_GIVEN DATA_

•••

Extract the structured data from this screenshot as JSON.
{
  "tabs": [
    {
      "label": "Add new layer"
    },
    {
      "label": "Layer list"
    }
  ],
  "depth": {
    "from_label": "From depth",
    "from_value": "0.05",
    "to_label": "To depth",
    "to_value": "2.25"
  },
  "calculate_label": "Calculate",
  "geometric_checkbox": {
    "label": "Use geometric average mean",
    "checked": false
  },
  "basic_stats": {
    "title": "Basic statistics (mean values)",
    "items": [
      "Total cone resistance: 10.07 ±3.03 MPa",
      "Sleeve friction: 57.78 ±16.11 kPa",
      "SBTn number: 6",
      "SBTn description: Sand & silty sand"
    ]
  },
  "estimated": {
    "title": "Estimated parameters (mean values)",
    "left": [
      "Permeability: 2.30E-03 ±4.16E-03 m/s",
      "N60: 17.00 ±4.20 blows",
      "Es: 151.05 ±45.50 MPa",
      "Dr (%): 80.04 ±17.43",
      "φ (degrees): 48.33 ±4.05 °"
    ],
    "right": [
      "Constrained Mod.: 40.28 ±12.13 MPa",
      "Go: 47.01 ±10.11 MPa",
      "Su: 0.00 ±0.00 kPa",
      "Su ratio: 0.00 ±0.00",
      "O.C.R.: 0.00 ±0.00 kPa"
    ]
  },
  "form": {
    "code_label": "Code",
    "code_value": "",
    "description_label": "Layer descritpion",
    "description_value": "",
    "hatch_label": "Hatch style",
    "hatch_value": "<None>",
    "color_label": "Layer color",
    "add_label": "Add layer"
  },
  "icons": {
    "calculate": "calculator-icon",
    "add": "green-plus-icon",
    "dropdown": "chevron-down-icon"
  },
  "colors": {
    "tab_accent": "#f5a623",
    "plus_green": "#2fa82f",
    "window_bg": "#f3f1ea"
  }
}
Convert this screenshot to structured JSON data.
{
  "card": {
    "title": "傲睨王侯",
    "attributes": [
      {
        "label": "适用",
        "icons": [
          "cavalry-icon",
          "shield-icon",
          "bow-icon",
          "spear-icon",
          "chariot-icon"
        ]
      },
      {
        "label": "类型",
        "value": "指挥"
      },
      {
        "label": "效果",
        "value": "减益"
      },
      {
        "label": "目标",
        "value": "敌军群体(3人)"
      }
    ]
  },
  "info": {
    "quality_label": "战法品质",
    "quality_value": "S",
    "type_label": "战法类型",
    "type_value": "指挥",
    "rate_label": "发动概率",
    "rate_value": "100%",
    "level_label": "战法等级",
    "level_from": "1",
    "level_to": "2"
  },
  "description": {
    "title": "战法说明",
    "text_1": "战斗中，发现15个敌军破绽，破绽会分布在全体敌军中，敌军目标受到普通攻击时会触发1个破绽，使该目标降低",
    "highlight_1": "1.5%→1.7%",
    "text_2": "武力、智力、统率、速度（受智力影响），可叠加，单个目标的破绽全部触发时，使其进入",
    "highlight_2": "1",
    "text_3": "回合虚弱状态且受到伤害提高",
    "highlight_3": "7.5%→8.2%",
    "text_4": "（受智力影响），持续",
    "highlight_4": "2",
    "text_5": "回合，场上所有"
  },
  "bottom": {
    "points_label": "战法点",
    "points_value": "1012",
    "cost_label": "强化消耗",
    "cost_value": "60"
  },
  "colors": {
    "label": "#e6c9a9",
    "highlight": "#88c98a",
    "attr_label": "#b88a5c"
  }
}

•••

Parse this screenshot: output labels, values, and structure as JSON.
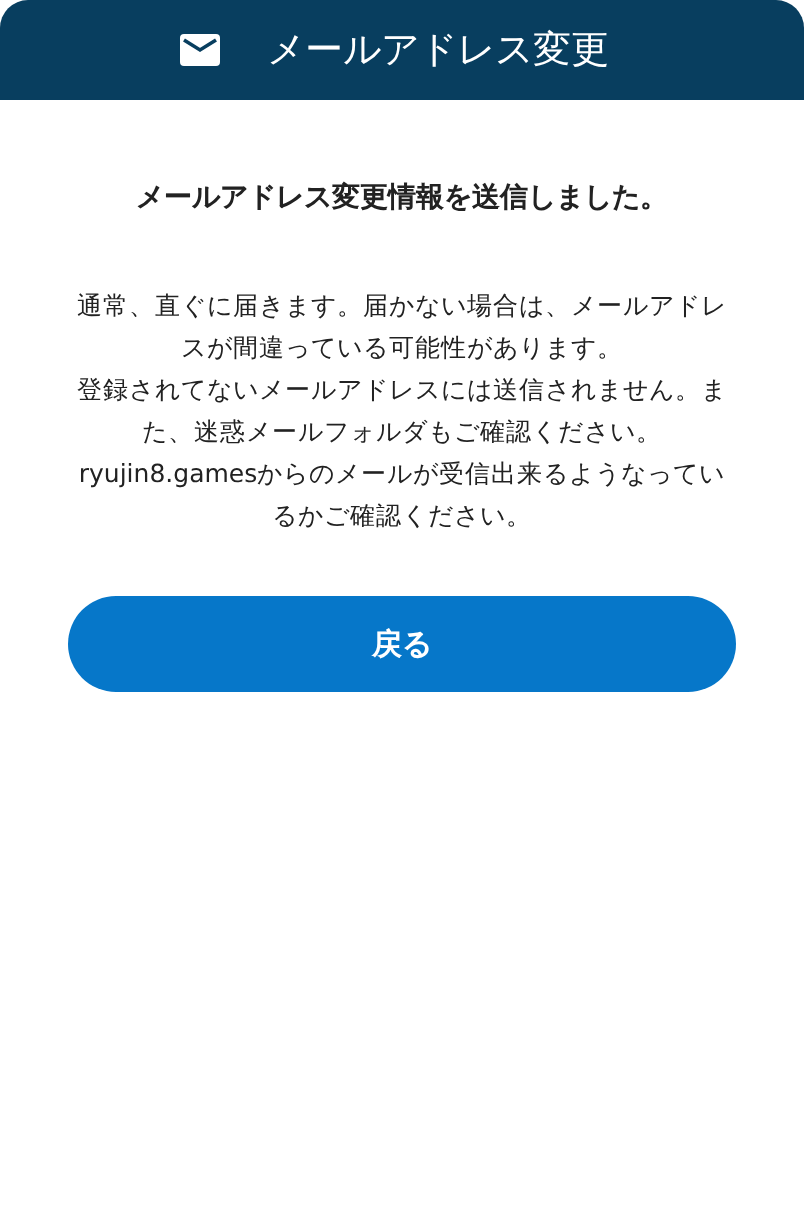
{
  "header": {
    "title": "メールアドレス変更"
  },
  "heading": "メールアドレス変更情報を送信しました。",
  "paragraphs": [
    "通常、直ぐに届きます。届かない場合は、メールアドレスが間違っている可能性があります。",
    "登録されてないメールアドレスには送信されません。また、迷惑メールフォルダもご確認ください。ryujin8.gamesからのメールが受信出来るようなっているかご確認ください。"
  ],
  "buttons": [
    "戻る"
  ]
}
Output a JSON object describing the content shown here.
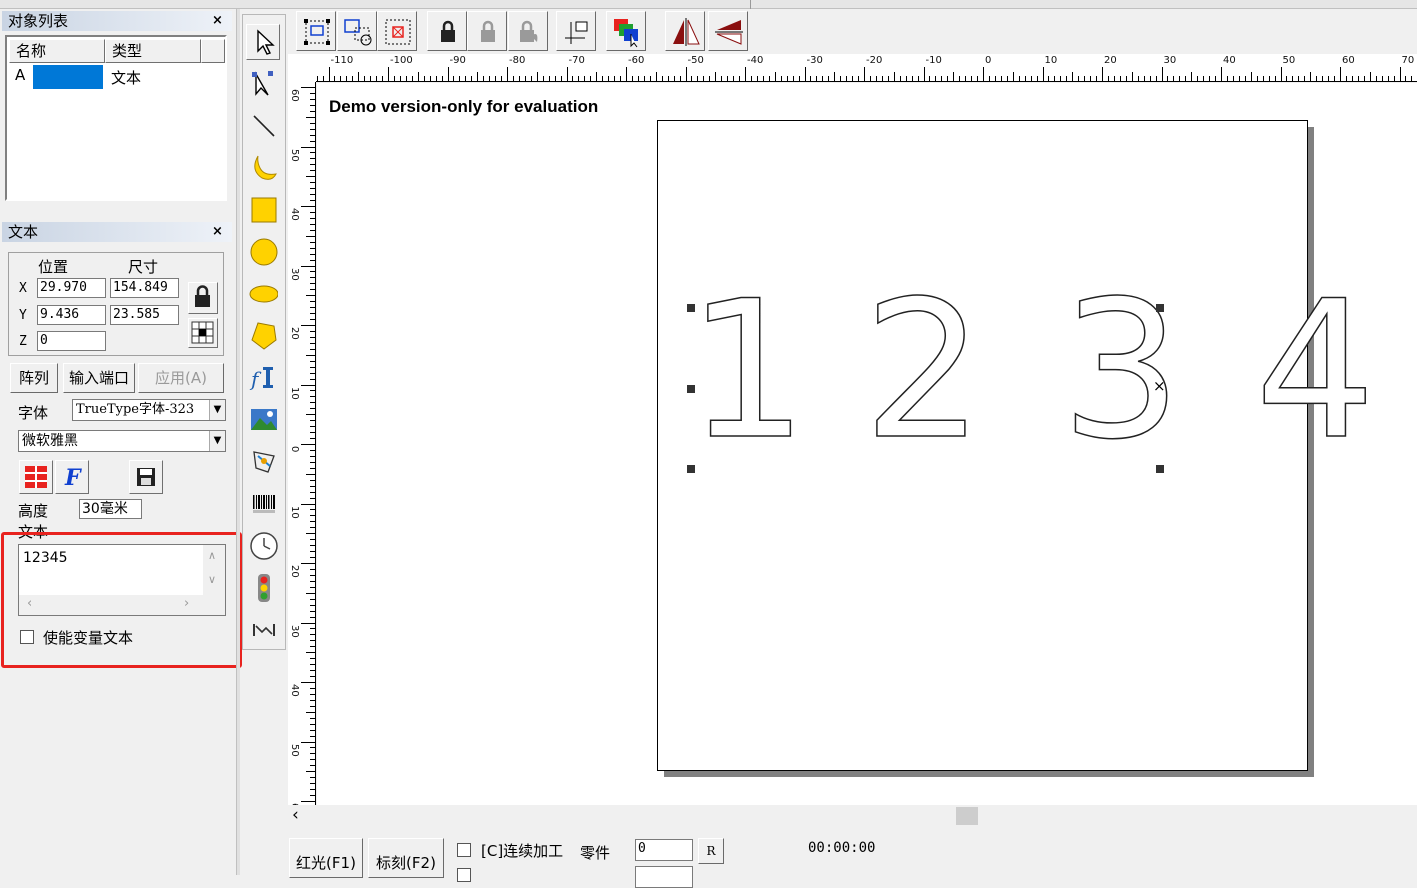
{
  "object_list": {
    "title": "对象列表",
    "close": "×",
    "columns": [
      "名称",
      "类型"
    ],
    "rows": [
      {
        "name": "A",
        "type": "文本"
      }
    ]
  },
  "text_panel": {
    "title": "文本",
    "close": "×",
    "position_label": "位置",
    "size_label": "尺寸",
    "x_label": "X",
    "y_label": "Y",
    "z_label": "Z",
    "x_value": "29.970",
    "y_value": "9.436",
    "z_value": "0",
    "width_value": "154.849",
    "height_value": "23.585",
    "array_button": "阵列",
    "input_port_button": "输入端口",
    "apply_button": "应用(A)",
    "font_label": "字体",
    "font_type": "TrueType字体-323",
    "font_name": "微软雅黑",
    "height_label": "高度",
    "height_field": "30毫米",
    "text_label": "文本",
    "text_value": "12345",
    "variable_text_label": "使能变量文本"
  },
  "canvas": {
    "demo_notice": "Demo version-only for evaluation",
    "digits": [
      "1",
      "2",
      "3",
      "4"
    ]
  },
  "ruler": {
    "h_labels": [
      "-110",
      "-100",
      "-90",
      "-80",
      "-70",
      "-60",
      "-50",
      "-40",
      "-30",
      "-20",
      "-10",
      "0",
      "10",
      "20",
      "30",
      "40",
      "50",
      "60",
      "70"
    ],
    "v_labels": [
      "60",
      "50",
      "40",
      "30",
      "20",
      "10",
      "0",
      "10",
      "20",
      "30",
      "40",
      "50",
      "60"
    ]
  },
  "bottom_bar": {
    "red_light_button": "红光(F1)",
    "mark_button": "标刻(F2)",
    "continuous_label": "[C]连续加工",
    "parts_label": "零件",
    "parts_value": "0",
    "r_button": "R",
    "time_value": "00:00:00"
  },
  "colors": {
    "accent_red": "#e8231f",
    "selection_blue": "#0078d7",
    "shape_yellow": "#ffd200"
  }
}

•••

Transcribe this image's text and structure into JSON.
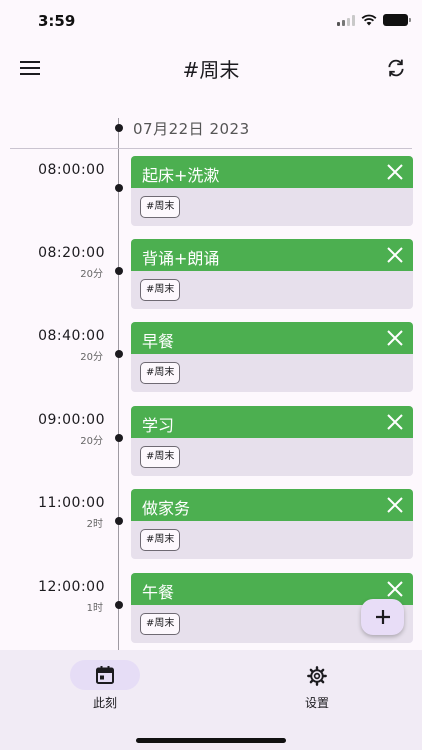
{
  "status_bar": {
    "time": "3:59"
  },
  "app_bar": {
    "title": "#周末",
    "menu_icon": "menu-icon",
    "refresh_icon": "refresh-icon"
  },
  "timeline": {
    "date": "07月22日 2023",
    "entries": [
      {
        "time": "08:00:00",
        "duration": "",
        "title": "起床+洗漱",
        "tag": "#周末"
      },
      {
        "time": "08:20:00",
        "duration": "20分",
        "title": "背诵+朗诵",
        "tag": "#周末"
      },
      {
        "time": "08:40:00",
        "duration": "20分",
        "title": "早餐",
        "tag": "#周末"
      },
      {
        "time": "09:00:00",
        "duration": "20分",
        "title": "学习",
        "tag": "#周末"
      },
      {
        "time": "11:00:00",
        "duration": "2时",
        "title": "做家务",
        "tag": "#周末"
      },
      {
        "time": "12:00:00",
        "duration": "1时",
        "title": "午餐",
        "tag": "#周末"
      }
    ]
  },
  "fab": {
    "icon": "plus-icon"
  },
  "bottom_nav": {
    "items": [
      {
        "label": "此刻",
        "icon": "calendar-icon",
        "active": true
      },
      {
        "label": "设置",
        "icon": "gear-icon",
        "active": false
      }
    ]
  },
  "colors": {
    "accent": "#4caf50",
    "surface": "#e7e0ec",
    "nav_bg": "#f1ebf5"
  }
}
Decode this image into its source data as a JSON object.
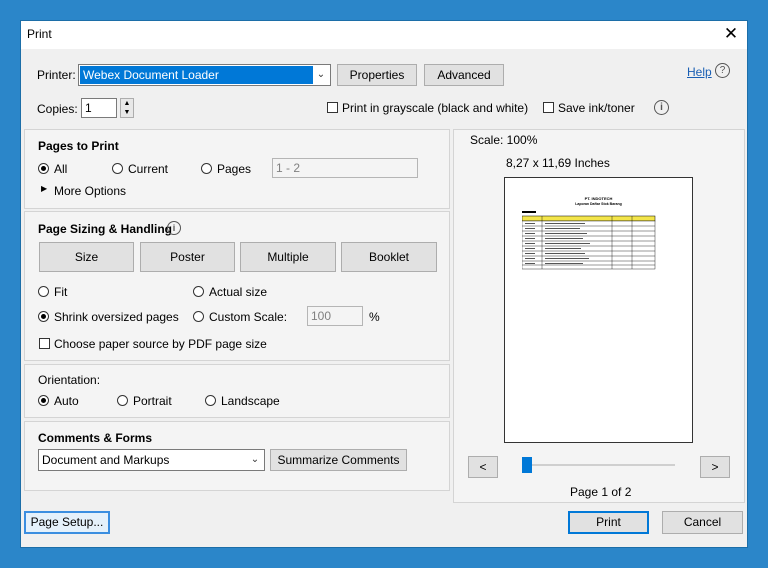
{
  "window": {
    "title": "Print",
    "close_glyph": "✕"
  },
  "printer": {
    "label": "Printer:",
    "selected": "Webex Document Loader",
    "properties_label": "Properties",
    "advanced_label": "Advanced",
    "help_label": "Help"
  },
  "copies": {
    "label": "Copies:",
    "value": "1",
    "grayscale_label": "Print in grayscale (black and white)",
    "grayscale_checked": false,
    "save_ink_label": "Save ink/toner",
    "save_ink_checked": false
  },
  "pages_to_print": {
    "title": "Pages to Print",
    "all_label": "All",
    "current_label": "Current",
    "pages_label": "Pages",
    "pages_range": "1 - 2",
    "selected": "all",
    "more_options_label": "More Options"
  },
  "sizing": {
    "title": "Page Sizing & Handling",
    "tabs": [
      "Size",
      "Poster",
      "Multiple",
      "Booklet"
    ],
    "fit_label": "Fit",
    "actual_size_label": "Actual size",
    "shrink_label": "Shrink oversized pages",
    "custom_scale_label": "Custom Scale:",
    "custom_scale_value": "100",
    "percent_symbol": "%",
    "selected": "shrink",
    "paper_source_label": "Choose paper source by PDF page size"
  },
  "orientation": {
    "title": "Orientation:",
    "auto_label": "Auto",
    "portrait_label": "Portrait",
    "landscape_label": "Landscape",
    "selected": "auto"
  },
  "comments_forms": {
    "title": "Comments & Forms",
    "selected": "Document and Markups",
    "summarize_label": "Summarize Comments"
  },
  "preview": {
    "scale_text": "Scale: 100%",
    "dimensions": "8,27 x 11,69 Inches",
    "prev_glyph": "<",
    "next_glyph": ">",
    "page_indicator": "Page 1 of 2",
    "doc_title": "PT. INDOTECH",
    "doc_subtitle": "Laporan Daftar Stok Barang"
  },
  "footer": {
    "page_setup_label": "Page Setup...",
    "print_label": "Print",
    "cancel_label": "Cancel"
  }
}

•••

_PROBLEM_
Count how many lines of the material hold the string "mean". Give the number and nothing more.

_RESPONSE TO THIS EXERCISE_
3